Born inItalyto a wealthy silk merchant. His parents were awed by the French, so they called him Francis (the Frenchman), although he was baptized with the name John.
Francis spent most of his early life in seeking pleasure (parties, fine clothes, spending money, wine, and women), being very popular in the town ofAssisi.
When Francis was 21, he went on a military campaign against the rival city ofPerugiawhere he was captured and put in prison for a year.
After he was released, he became very ill, then he found his former pleasure- seeking life unappealing. While he was ill, he heard the voice, “serve the master rather than the man.” He tried to find enjoyment in clothes and chivalry again, but found that when he gave his stuff away, he felt more joy.
He then began a life of prayer, and he began to help the poor, but he was tempted to turn away from a leper. Instead of going with his impulse to turn away, he kissed the leper and gave him money.
He subsequently walked toRomeon a pilgrimage, giving away his clothes on the way and begging for alms by the time he arrived at St. Peter’s.
When he was 25, he returned home and prayed at a church called San Damiano where he heard, “Repair my house, which is virtually ruined.” He literally worked at repairing the building of San Damiano but used his father’s funds to pay to give to the priest there for the materials.
His father beat Francis and locked him in a room; his mother soon came and released him; Francis went to the Bishop; his father followed him demanding his money back; since Francis had nothing but the clothes on his back, he took those off and gave them to his father, happy to be disinherited; the bishop covered Francis in a woolen cloak—the type he would wear for the remainder of his life.
He went back to San Damiano to rebuild it with whatever materials he could find without money. Some people rebuked him, spat on him, or beat him when they saw him; others embraced him, clothed him, and fed him.
When he was 27, he was inspired to begin preaching.

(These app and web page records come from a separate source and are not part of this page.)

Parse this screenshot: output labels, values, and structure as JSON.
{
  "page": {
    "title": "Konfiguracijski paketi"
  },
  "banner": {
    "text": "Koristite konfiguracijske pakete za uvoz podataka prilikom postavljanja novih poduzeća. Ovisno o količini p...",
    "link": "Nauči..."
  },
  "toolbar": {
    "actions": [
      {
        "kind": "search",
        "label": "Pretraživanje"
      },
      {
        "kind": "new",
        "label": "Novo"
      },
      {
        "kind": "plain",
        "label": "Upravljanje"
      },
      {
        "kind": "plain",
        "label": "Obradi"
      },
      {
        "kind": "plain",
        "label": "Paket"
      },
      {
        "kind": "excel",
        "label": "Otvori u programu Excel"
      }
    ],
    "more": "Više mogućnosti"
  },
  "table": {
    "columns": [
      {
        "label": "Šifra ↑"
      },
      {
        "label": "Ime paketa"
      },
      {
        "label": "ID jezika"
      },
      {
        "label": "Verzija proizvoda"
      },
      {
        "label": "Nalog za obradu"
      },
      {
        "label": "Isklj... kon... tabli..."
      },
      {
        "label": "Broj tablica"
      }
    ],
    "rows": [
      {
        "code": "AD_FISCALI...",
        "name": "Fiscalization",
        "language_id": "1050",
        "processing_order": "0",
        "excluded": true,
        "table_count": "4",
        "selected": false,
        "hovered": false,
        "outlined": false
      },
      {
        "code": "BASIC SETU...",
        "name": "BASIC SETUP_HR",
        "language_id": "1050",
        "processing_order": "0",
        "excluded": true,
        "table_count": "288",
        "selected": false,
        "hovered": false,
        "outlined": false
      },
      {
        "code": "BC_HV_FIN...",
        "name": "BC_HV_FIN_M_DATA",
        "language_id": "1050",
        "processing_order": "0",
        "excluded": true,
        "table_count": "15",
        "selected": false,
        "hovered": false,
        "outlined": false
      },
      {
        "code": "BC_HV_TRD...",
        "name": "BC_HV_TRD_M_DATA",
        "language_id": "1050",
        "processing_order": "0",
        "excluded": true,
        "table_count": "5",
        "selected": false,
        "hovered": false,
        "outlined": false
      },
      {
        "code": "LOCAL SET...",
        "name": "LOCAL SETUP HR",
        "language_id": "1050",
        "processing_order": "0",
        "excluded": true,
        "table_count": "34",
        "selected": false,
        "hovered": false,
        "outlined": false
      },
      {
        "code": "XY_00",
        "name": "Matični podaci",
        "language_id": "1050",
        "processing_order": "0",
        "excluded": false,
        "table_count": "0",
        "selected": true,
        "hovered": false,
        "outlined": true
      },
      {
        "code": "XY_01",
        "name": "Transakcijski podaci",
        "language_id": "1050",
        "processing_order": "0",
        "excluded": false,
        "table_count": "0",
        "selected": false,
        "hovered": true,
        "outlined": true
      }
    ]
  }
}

He began going around the area spreading the Gospel: he, in turn, inspired such people as Bernard (a wealthy merchant who gave up everything), Pietro (an assistant to the bishop who gave up his office), and Giles (a man in search of wisdom); they began to follow Francis’ rule of life: poverty, asceticism, reliance on alms, the Gospel life. Since he did not feel worthy, he never became an ordained priest but rested content as a deacon.
He asked for formal permission from the Pope to continue this rule of life, and received it when he was 29 after the Pope had a dream about Francis rebuilding the Church.
When he was 31, he helped his friend Clare create an order that was similar for women.
By the time he was 38, there were 5000 Franciscans.
By the time he was 40, a third order was established for lay people.
Francis left to become a missionary to the Muslims—the Sultan of Egypt would not allow anyone to harm him because he saw that Francis was a holy man.
On his return toEurope, he found that the Franciscan order had developed problems, having grown as far as Spain,Germany, and Hungary.
Francis was asked to set down a revised, clear rule, which he did.
After that, he left the order into other hands so that he could live as a hermit.
He was the Saint who started the custom of setting up a Nativity scene; he also received the stigmata two years before he died.
He died when he was 45.
see “Authentic Masculinity, Lived” for references